Aim of the task
Give back each line of the material that contains the word "this".
......
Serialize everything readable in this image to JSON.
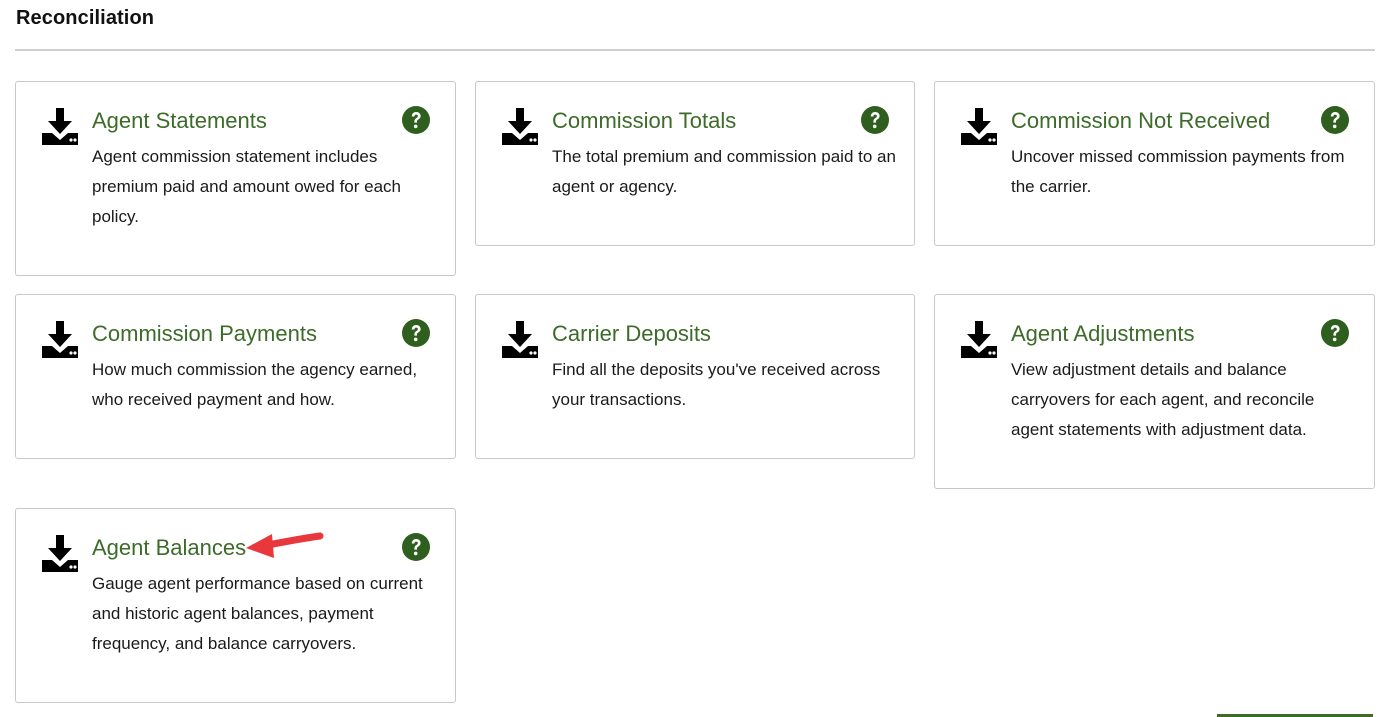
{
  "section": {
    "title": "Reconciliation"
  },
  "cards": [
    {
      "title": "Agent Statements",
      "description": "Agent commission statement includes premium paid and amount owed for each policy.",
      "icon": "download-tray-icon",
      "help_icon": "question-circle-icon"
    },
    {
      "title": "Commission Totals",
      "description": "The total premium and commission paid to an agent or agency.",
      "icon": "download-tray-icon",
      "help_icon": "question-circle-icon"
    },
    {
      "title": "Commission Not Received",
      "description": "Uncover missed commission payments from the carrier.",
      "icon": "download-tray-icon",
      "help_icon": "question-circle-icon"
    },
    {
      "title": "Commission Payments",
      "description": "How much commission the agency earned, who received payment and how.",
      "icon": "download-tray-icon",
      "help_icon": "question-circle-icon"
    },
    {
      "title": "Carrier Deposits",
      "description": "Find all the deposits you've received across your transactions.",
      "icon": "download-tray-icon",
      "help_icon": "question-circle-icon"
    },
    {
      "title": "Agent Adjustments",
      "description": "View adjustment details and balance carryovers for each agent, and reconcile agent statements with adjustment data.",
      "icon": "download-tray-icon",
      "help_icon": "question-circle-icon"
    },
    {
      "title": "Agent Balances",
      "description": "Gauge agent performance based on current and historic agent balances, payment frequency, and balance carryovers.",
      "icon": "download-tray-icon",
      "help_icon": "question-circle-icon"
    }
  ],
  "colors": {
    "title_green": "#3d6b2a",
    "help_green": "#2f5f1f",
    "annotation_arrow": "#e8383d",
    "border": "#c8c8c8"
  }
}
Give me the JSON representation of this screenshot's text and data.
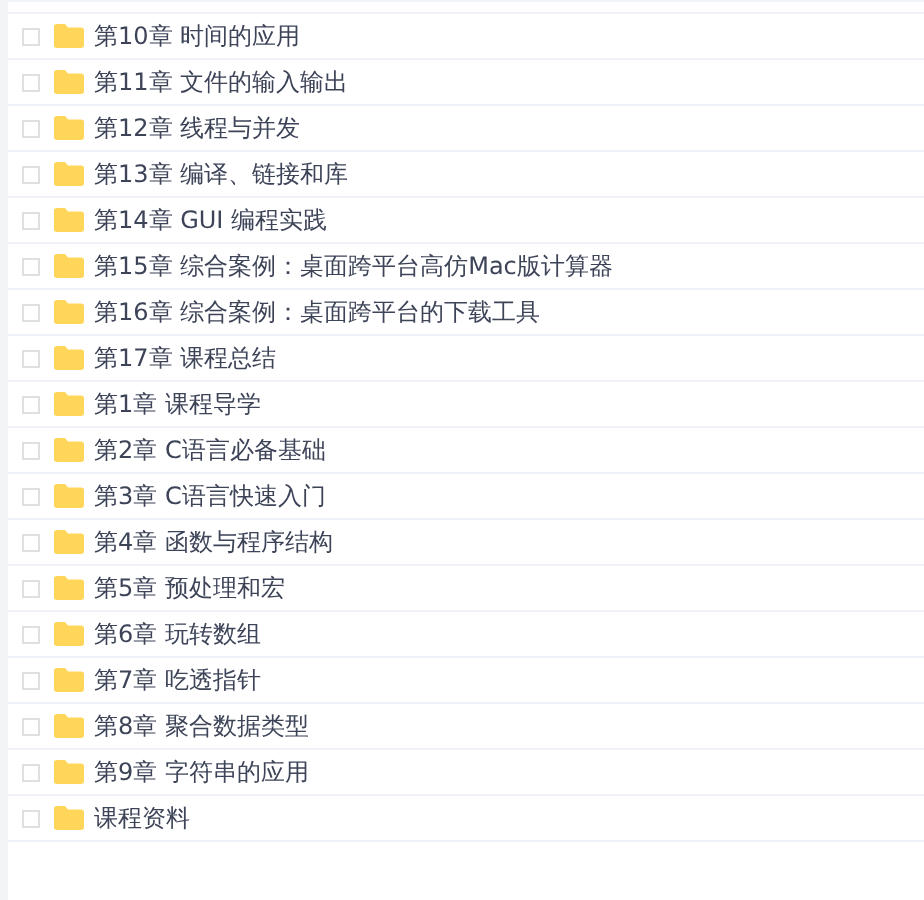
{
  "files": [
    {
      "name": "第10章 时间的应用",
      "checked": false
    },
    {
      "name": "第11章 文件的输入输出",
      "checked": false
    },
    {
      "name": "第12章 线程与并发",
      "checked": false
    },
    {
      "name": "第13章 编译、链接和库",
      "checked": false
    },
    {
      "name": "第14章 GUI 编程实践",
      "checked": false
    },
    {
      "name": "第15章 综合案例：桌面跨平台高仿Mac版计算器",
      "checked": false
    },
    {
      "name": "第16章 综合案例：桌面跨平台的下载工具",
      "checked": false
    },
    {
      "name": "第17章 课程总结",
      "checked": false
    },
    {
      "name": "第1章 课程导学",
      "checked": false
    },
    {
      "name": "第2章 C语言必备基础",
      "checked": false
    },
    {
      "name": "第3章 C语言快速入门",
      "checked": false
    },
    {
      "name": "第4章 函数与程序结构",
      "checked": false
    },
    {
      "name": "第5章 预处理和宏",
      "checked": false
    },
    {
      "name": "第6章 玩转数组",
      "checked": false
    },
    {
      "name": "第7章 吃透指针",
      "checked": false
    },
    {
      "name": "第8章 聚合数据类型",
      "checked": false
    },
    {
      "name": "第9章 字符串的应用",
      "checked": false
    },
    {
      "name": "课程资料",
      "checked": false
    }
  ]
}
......
Finished task
Serialize everything readable in this image to JSON.
Give me the JSON representation of this screenshot's text and data.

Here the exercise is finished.